McSally seemed to be speaking directly to Reed and other independent voters at a campaign rally last week in Gilbert, a middle class Phoenix suburb. There were plenty of die-hard Trump supporters in the crowd. But when McSally bounded on stage at a local events center, she was joined by 2012 Republican presidential nominee Mitt Romney — a vocal opponent of Trump’s and a deeply unpopular figure with the party’s far-right base.
In his introductory remarks, Romney called McSally an “extraordinary person.” Romney, who is running for the Senate in Utah this year, praised her support for regulatory reforms and the tax law, without ever mentioning Trump by name. Soon it was McSally’s turn to speak, and it quickly became clear she would follow suit.
An energetic speaker with an impeccable public service resume, McSally ran through her biography, lingering on her barrier-breaking U.S. Air Force career. Then she pivoted to Sinema, arguing that her opponent was too liberal for the state. She brought up Sinema’s pink tutu rally, drawing boos from the crowd. Sinema is “out of step with Arizona values,” McSally said, adding, “Why doesn’t she move to California?”
The crowd loved it. McSally continued for several more minutes. She spoke about taxes and the economy, but avoided health care. She said Democrats and independent voters were flocking to her campaign. McSally never uttered Trump’s name or alluded to the president in any way. For a moment it was as if Trump didn’t exist, and McSally were campaigning in an alternate universe, alongside a conventional, pro-business Republican commander in chief.

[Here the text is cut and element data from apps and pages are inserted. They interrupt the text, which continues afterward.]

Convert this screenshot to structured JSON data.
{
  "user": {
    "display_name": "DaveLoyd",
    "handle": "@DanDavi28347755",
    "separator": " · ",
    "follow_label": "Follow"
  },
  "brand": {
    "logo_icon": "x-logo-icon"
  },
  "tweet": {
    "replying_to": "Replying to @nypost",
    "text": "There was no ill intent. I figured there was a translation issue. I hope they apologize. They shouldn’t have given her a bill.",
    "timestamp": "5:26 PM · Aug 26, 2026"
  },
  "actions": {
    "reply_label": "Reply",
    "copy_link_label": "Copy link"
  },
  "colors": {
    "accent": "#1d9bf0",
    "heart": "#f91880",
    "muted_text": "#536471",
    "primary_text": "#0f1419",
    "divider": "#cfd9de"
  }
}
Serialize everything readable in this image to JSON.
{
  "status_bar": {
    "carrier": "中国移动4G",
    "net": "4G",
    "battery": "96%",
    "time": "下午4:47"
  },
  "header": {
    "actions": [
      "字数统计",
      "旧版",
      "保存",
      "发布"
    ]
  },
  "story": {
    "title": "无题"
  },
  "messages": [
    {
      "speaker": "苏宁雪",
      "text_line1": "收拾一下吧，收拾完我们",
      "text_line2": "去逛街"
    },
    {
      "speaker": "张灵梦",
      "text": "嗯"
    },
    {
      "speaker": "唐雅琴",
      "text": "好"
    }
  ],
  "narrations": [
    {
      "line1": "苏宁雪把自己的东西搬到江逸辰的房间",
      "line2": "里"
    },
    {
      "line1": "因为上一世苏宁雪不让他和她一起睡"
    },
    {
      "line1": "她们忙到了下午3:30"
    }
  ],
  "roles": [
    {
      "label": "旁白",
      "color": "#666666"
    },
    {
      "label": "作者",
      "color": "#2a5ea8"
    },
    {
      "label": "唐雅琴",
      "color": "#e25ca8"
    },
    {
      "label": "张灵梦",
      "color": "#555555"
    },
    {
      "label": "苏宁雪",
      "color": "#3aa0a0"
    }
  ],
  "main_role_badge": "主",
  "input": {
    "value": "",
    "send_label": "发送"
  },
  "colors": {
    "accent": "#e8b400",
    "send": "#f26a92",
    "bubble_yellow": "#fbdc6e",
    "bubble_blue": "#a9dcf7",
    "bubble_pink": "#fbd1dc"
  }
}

That will change Friday evening, when President Trump arrives in Mesa, Arizona, for his first general election rally in the state. Based on his recent campaign events, Trump will likely give a different speech than McSally did that afternoon in Gilbert, less big tent outreach and more red meat. Meanwhile, McSally and Sinema will continue looking for votes in the middle.